“His fate is tied to the macro picture of what’s going on in the Midwest,” Yepsen, the former reporter, told me. Rural America is getting redder, and that’s a serious problem for Democrats, even one as demonstrably centrist as Sand. “Harry Truman couldn’t get elected anymore in Missouri,” Yepsen said. “George McGovern couldn’t win in South Dakota.”

Our final stop on the truck tour of southwest Iowa was a church in Red Oak, population 5,362, where Sand gave a quick pep talk to the Montgomery County Democrats. He was casual, calm. He rolled up his sleeves and sat on the edge of a folding table to face them—youth-pastor mode. “Losing sucks—and that is what we have been doing at the top of the ticket for the last 10 years,” Sand acknowledged to the group of mostly older Iowans.

One man asked what three issues Sand would emphasize if he were in charge of messaging for the Iowa Democratic Party. The auditor bill, Sand replied. People nodded. Plus the private-school vouchers and the way that Republicans are “criminalizing abortion.” The attendees took notes as Sand described an app they could download called MiniVAN that would help them with their door-knocking efforts.

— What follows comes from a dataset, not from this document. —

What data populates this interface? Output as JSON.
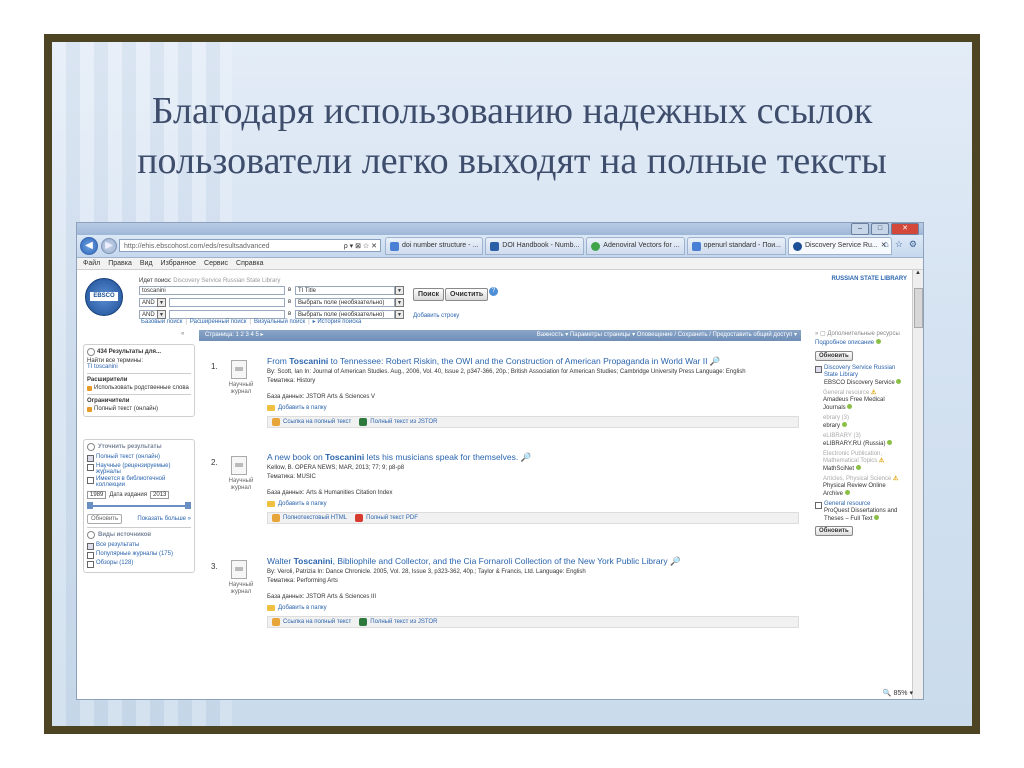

Sand urged the group of Democrats to have hope. He rattled off some stats: There were more split-ticket voters in Iowa than in any other competitive state in 2022, outside of Vermont. More than 48 percent of Iowans voted for three Democrats for statewide office in November. Iowa Democratic Party Chair Rita Hart lost her race in the Second Congressional District by only six votes in 2020—one of the closest House races in American history. Hearing it all, group members seemed to sit up taller in their chairs, like wilting plants getting a little water.

“Democrats can win in the state of Iowa,” Sand said. “I’m not a unicorn.” But in Iowa, right now, he sort of is.